■ Instructions to follow: Leave every entry as it is and write the data out in full.

━━━━━━

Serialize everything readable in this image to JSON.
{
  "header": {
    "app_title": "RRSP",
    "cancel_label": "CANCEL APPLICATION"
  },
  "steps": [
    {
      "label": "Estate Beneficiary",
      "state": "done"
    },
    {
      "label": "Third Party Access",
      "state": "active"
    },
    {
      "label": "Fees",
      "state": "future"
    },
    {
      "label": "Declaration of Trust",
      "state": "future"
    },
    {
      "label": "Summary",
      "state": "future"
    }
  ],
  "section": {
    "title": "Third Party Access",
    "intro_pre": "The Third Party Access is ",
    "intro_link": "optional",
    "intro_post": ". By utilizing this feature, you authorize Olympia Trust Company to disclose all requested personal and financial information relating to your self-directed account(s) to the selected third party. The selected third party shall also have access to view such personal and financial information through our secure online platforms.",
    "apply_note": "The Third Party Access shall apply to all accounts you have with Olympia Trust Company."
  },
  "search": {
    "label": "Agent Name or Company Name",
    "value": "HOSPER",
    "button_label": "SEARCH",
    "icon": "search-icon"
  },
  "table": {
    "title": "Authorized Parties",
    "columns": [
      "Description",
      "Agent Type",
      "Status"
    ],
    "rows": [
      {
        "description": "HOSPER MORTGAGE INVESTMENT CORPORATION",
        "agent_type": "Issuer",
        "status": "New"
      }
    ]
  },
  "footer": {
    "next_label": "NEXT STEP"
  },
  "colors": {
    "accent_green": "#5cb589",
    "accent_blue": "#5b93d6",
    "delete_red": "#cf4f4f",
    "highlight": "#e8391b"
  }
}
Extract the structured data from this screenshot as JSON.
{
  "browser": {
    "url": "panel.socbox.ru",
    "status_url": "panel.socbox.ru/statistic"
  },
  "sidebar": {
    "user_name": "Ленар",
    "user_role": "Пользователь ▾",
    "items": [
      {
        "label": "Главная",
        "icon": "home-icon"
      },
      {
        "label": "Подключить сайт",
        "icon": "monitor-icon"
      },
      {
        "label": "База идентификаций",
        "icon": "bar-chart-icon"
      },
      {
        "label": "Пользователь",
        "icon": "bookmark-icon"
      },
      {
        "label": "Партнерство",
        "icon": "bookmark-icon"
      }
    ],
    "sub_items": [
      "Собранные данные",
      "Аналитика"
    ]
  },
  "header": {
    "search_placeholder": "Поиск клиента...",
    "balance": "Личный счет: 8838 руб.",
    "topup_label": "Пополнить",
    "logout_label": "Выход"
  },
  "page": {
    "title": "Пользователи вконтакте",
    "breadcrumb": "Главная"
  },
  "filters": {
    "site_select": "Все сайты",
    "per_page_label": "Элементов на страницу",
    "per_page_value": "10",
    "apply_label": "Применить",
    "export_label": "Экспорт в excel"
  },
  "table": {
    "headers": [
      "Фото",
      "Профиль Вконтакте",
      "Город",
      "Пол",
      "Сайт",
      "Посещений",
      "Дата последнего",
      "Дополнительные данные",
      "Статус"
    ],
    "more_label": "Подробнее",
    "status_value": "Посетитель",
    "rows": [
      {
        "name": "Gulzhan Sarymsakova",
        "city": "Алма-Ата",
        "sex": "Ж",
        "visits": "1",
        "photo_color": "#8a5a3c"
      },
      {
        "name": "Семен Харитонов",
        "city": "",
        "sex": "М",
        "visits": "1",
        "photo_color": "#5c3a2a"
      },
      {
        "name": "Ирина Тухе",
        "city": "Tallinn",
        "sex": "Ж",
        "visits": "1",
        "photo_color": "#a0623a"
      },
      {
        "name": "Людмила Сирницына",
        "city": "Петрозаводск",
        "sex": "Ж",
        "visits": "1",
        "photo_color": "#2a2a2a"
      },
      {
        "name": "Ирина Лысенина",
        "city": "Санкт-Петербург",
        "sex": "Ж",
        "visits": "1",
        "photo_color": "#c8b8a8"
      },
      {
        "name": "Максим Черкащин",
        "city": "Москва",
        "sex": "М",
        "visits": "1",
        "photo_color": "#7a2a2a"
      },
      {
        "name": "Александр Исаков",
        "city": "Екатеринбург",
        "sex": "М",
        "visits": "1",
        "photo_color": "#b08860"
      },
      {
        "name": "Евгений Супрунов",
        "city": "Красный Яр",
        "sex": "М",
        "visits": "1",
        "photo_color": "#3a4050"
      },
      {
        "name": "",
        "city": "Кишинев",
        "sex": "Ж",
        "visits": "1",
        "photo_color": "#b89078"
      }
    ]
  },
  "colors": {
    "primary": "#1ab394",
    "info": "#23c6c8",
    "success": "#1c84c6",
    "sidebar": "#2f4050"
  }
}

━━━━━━

■ Answer to this problem:
Serialize everything readable in this image to JSON.
{
  "header": {
    "app_title": "RRSP",
    "cancel_label": "CANCEL APPLICATION"
  },
  "steps": [
    {
      "label": "Estate Beneficiary",
      "state": "done"
    },
    {
      "label": "Third Party Access",
      "state": "active"
    },
    {
      "label": "Fees",
      "state": "future"
    },
    {
      "label": "Declaration of Trust",
      "state": "future"
    },
    {
      "label": "Summary",
      "state": "future"
    }
  ],
  "section": {
    "title": "Third Party Access",
    "intro_pre": "The Third Party Access is ",
    "intro_link": "optional",
    "intro_post": ". By utilizing this feature, you authorize Olympia Trust Company to disclose all requested personal and financial information relating to your self-directed account(s) to the selected third party. The selected third party shall also have access to view such personal and financial information through our secure online platforms.",
    "apply_note": "The Third Party Access shall apply to all accounts you have with Olympia Trust Company."
  },
  "search": {
    "label": "Agent Name or Company Name",
    "value": "HOSPER",
    "button_label": "SEARCH",
    "icon": "search-icon"
  },
  "table": {
    "title": "Authorized Parties",
    "columns": [
      "Description",
      "Agent Type",
      "Status"
    ],
    "rows": [
      {
        "description": "HOSPER MORTGAGE INVESTMENT CORPORATION",
        "agent_type": "Issuer",
        "status": "New"
      }
    ]
  },
  "footer": {
    "next_label": "NEXT STEP"
  },
  "colors": {
    "accent_green": "#5cb589",
    "accent_blue": "#5b93d6",
    "delete_red": "#cf4f4f",
    "highlight": "#e8391b"
  }
}
Extract the structured data from this screenshot as JSON.
{
  "browser": {
    "url": "panel.socbox.ru",
    "status_url": "panel.socbox.ru/statistic"
  },
  "sidebar": {
    "user_name": "Ленар",
    "user_role": "Пользователь ▾",
    "items": [
      {
        "label": "Главная",
        "icon": "home-icon"
      },
      {
        "label": "Подключить сайт",
        "icon": "monitor-icon"
      },
      {
        "label": "База идентификаций",
        "icon": "bar-chart-icon"
      },
      {
        "label": "Пользователь",
        "icon": "bookmark-icon"
      },
      {
        "label": "Партнерство",
        "icon": "bookmark-icon"
      }
    ],
    "sub_items": [
      "Собранные данные",
      "Аналитика"
    ]
  },
  "header": {
    "search_placeholder": "Поиск клиента...",
    "balance": "Личный счет: 8838 руб.",
    "topup_label": "Пополнить",
    "logout_label": "Выход"
  },
  "page": {
    "title": "Пользователи вконтакте",
    "breadcrumb": "Главная"
  },
  "filters": {
    "site_select": "Все сайты",
    "per_page_label": "Элементов на страницу",
    "per_page_value": "10",
    "apply_label": "Применить",
    "export_label": "Экспорт в excel"
  },
  "table": {
    "headers": [
      "Фото",
      "Профиль Вконтакте",
      "Город",
      "Пол",
      "Сайт",
      "Посещений",
      "Дата последнего",
      "Дополнительные данные",
      "Статус"
    ],
    "more_label": "Подробнее",
    "status_value": "Посетитель",
    "rows": [
      {
        "name": "Gulzhan Sarymsakova",
        "city": "Алма-Ата",
        "sex": "Ж",
        "visits": "1",
        "photo_color": "#8a5a3c"
      },
      {
        "name": "Семен Харитонов",
        "city": "",
        "sex": "М",
        "visits": "1",
        "photo_color": "#5c3a2a"
      },
      {
        "name": "Ирина Тухе",
        "city": "Tallinn",
        "sex": "Ж",
        "visits": "1",
        "photo_color": "#a0623a"
      },
      {
        "name": "Людмила Сирницына",
        "city": "Петрозаводск",
        "sex": "Ж",
        "visits": "1",
        "photo_color": "#2a2a2a"
      },
      {
        "name": "Ирина Лысенина",
        "city": "Санкт-Петербург",
        "sex": "Ж",
        "visits": "1",
        "photo_color": "#c8b8a8"
      },
      {
        "name": "Максим Черкащин",
        "city": "Москва",
        "sex": "М",
        "visits": "1",
        "photo_color": "#7a2a2a"
      },
      {
        "name": "Александр Исаков",
        "city": "Екатеринбург",
        "sex": "М",
        "visits": "1",
        "photo_color": "#b08860"
      },
      {
        "name": "Евгений Супрунов",
        "city": "Красный Яр",
        "sex": "М",
        "visits": "1",
        "photo_color": "#3a4050"
      },
      {
        "name": "",
        "city": "Кишинев",
        "sex": "Ж",
        "visits": "1",
        "photo_color": "#b89078"
      }
    ]
  },
  "colors": {
    "primary": "#1ab394",
    "info": "#23c6c8",
    "success": "#1c84c6",
    "sidebar": "#2f4050"
  }
}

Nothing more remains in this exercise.